The perversity of their tantrums seems insulated from any sense. When it initially appeared that more cash for the NHS in Scotland might be ring-fenced, there were objections that it undermined the devolution settlement (it turned out, subsequently, that these fears were groundless).
Imagine telling someone in desperate need of a hip replacement, or the patient of a sick child, or someone with signs of cancer, that they will have to stay waiting for their treatment because the ‘devolution settlement’ is in greater need of attention? Yet this kind of damaging, self-defeating childishness is to the Scottish government a sign of aspiring nationhood.
It is, at least, consistent with a Health Secretary who takes to social media to complain that people sniggered at him when he fell off his scooter because he was pushing it too fast for the cameras. “Bed, no supper, for all those at the back who tittered,” a government spokesman might as well have said.
Nations have the self-confidence to be open to new ideas wherever they come from, and are not frightened to pool sovereignty. Or to put it in the kind of language the Scottish government might – just might – understand, nations ‘learn to share’.
That is the idea behind the UK, the European Union, even the United States of America.
No one set of people in any of them get their own way entirely, but that is because they can compromise – maturely. To mutual benefit. No one in Brussels thinks a member state is stronger because it storms out of meetings of the EU. And even the proud smaller nations accept that larger more powerful countries like Germany and France will get their own way more than they do. But it doesn’t reduce their sense of nationhood.
Instead of contorting thought to come up with excuses to reject ideas from the rest of the UK designed to improve Scottish lives, why doesn’t the Scottish government try to come up with ideas to improve life in all parts of the UK? Why not try to shape thinking in the UK, rather than think of ways to reject ideas from the rest of the UK?
We saw the thinness of the Scottish government’s thinking when Covid was at its height. Whatever the UK government announced they rejected, and then usually adopted a few days later just a bit more so.
You could be forgiven for thinking the First Minister’s policy priority was her own PR, but whatever was the case, it led to her claiming in June of last year that she had almost “eliminated” Covid in contrast to England where no such claim was made.

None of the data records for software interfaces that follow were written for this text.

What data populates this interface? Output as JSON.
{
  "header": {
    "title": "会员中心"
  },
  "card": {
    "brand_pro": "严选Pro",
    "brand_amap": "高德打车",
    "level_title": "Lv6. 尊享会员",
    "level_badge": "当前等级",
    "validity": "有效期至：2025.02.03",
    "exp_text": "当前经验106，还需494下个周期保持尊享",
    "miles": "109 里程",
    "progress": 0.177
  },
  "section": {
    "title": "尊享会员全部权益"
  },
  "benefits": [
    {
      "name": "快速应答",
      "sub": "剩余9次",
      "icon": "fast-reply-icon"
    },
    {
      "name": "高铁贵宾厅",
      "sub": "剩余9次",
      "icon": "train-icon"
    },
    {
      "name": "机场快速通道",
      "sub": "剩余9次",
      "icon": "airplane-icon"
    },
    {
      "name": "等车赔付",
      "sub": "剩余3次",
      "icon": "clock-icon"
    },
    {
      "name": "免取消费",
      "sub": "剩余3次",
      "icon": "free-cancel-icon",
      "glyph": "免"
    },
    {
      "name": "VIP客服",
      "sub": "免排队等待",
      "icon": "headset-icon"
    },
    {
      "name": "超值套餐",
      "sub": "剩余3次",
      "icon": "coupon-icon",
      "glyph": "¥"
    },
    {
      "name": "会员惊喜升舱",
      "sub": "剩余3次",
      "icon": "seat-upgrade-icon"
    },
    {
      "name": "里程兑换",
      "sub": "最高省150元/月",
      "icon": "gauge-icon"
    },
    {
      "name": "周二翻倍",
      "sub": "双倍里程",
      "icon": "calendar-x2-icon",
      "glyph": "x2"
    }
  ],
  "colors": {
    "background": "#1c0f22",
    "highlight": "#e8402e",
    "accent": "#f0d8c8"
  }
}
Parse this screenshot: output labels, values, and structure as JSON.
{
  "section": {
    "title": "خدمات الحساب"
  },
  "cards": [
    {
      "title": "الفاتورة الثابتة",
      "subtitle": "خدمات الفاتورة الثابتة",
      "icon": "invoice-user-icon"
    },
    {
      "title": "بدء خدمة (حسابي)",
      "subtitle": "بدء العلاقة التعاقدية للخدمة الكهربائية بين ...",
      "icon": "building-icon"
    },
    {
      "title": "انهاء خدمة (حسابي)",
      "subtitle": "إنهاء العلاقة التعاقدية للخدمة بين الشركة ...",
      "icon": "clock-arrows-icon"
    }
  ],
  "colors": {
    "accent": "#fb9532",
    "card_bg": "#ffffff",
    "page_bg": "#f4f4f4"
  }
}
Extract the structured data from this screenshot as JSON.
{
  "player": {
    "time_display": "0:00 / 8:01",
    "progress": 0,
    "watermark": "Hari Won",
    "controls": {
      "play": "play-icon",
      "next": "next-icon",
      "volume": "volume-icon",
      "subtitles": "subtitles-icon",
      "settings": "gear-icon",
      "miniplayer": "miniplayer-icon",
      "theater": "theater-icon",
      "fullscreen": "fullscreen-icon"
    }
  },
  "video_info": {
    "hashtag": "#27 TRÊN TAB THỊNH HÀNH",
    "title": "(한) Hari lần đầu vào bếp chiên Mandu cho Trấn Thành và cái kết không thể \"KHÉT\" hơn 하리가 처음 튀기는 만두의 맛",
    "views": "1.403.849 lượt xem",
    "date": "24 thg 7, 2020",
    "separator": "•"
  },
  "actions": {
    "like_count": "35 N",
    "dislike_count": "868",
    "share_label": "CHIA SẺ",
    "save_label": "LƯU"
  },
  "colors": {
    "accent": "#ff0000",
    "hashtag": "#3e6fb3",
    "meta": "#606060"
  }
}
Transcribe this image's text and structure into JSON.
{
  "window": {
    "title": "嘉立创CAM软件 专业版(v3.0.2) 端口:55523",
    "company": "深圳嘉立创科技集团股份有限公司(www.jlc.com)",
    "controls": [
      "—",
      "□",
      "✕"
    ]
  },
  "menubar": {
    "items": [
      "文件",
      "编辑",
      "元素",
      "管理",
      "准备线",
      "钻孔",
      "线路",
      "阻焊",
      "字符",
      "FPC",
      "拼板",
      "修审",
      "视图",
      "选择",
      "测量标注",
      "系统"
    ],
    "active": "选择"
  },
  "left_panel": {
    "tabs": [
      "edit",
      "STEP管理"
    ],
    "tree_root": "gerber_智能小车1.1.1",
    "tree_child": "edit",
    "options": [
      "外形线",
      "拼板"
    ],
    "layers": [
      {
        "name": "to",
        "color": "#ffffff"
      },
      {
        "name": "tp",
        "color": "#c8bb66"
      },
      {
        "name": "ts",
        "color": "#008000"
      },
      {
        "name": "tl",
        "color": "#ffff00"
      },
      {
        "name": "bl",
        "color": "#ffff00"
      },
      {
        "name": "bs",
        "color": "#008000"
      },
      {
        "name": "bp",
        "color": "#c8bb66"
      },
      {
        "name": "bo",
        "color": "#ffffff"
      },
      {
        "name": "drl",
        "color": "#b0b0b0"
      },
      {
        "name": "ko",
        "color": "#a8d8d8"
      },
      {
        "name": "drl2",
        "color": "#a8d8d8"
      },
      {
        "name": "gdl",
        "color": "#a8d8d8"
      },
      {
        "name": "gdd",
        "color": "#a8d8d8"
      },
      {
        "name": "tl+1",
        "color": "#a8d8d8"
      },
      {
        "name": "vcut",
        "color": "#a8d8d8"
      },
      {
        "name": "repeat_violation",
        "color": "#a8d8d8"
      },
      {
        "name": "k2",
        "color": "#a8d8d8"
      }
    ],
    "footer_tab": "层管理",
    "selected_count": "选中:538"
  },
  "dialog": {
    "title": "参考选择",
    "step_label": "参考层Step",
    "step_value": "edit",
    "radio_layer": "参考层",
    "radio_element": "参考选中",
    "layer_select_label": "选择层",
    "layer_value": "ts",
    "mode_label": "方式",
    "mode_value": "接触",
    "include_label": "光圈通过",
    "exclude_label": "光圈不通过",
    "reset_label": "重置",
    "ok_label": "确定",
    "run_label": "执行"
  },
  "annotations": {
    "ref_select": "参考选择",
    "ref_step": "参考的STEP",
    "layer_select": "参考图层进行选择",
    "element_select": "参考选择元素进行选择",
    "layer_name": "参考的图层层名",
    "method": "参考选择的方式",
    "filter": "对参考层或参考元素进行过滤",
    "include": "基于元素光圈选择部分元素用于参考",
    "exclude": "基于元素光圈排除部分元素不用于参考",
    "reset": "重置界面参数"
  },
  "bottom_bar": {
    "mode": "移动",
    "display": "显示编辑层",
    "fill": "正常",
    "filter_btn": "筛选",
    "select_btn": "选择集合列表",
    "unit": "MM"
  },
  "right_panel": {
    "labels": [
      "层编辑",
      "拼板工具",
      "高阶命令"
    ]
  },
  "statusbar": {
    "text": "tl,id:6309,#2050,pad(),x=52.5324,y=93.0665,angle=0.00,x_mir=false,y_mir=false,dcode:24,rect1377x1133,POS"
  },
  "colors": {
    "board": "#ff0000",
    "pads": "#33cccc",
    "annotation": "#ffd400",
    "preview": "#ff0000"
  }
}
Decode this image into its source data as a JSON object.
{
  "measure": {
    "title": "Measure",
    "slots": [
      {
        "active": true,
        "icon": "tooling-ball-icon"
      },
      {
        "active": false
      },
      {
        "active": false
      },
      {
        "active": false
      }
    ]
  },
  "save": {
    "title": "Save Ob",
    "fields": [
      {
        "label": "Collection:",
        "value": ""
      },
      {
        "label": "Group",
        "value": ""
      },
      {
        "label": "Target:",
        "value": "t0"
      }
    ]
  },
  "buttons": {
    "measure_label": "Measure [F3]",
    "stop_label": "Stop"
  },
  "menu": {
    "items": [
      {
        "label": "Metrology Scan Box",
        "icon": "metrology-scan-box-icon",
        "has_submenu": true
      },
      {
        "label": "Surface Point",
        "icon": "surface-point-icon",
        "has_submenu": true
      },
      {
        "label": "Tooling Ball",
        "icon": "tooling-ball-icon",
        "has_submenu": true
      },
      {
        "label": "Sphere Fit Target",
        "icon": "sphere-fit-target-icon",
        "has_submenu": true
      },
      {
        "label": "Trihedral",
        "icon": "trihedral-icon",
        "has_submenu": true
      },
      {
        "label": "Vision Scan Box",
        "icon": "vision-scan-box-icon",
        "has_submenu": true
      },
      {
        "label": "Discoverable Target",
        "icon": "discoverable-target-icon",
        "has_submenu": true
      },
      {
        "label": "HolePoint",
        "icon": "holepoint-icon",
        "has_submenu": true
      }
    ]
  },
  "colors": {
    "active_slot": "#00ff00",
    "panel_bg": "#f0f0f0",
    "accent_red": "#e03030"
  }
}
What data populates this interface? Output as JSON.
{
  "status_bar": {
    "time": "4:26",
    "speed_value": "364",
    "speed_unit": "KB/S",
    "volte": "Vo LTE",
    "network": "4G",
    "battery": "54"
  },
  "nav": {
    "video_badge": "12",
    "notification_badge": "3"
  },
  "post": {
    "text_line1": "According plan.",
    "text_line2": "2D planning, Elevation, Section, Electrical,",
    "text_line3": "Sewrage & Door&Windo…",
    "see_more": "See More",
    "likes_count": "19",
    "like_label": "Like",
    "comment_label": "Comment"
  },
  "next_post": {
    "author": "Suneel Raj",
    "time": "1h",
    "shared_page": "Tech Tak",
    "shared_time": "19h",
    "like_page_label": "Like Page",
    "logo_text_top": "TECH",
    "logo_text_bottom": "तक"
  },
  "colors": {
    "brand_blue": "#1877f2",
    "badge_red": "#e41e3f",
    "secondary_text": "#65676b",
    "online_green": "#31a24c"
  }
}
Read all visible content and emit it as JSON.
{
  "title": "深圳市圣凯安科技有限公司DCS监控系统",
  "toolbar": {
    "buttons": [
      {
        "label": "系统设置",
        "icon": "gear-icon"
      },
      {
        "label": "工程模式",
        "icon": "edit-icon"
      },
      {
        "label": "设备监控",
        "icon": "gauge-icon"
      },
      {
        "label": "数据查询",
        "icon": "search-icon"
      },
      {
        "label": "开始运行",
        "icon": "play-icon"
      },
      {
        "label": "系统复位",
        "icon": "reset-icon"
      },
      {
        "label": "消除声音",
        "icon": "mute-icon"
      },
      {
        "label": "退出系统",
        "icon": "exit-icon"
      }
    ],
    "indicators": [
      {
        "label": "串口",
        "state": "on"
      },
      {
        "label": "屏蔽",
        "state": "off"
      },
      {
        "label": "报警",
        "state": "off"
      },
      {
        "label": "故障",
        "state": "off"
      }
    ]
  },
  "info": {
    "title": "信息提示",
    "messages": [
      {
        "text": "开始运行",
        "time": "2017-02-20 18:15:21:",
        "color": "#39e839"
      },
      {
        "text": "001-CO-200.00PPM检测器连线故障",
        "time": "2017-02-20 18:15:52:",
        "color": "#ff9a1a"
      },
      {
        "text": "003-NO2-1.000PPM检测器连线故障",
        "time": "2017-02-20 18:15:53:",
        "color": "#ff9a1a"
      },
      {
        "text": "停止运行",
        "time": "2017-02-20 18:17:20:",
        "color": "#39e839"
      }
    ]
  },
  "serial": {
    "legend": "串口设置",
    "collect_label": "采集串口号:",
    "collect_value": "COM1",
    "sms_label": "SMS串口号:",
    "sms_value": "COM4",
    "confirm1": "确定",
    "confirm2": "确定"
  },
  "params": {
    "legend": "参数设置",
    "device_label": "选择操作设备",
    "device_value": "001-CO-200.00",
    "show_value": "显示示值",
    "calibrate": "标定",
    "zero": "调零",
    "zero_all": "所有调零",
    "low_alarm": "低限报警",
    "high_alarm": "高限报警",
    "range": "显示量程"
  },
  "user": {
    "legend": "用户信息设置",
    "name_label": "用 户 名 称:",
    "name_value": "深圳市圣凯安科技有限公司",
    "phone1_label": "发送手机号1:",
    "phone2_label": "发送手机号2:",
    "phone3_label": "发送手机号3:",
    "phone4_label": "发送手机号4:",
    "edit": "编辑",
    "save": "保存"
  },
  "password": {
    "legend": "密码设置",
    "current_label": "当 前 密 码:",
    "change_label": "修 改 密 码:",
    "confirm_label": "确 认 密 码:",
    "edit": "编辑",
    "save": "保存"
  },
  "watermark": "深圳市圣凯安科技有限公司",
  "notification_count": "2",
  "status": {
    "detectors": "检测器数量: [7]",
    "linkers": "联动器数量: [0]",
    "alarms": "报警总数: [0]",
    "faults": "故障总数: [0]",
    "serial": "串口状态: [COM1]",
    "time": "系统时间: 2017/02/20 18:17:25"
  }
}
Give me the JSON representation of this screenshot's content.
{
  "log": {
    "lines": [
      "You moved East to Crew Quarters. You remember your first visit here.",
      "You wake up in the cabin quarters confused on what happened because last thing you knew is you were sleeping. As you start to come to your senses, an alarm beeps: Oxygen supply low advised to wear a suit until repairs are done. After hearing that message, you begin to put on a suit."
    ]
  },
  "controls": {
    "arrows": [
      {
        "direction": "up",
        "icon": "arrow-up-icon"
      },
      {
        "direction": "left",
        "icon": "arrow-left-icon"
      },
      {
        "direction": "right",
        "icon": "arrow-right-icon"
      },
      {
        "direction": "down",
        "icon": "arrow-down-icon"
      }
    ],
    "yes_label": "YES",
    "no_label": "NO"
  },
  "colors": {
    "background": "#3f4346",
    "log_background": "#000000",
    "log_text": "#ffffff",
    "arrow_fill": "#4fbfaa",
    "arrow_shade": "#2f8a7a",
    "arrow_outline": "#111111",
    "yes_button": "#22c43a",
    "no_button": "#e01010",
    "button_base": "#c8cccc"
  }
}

Think about that for a second. A pandemic. A global phenomenon of a mutating virus. But Scotland’s leader claimed to have almost eliminated it because our government adopted different policies from England.
Real nationhood has a sense of itself, a self-confidence. Current Scottish nationalism needs Westminster to exist so that it can define itself against it. It may not know what it is for, but it knows what it is against – and that amounts not to principle but to whatever those people over there say, and whenever they say it. It is not Scotland the brave, but Scotland the hard done to.
I preferred life in Scotland when we thought bigger and we thought for ourselves. When Scots chose to define what we were ourselves, and didn’t need to look over our shoulders to decide what we weren’t.
Nationhood is about more than having a seat somewhere between Saudi Arabia and Senegal at the United Nations in New York. If we want to show we are a nation it starts with what we do here – and having a grown-up attitude to our neighbours much closer to home.
Murdo Fraser is a Scottish Conservative MSP for Mid-Scotland and Fife